**Interface dataset entries**:
::::::::::
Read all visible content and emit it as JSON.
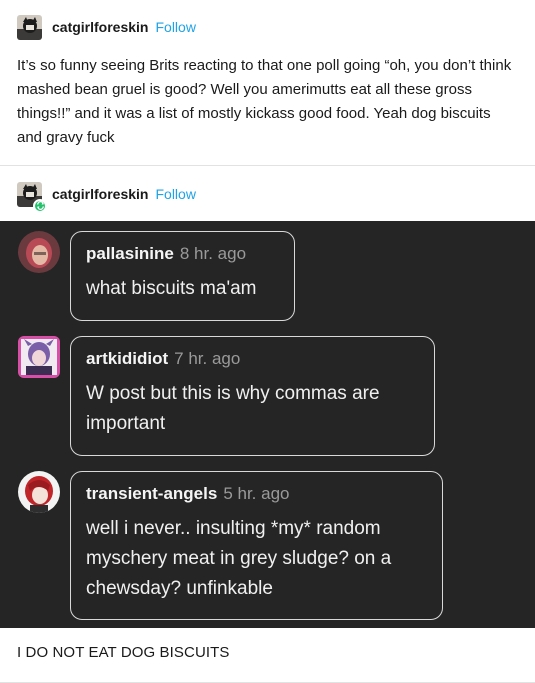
{
  "post": {
    "username": "catgirlforeskin",
    "follow_label": "Follow",
    "body": "It’s so funny seeing Brits reacting to that one poll going “oh, you don’t think mashed bean gruel is good? Well you amerimutts eat all these gross things!!” and it was a list of mostly kickass good food. Yeah dog biscuits and gravy fuck"
  },
  "reblog": {
    "username": "catgirlforeskin",
    "follow_label": "Follow",
    "comments": [
      {
        "user": "pallasinine",
        "time": "8 hr. ago",
        "text": "what biscuits ma'am"
      },
      {
        "user": "artkididiot",
        "time": "7 hr. ago",
        "text": "W post but this is why commas are important"
      },
      {
        "user": "transient-angels",
        "time": "5 hr. ago",
        "text": "well i never.. insulting *my* random myschery meat in grey sludge? on a chewsday? unfinkable"
      }
    ],
    "reply": "I DO NOT EAT DOG BISCUITS"
  },
  "colors": {
    "accent": "#1fa3e8",
    "reblog_badge": "#23c16b",
    "screenshot_bg": "#252525"
  }
}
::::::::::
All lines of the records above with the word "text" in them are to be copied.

        "text": "what biscuits ma'am"
        "text": "W post but this is why commas are important"
        "text": "well i never.. insulting *my* random myschery meat in grey sludge? on a chewsday? unfinkable"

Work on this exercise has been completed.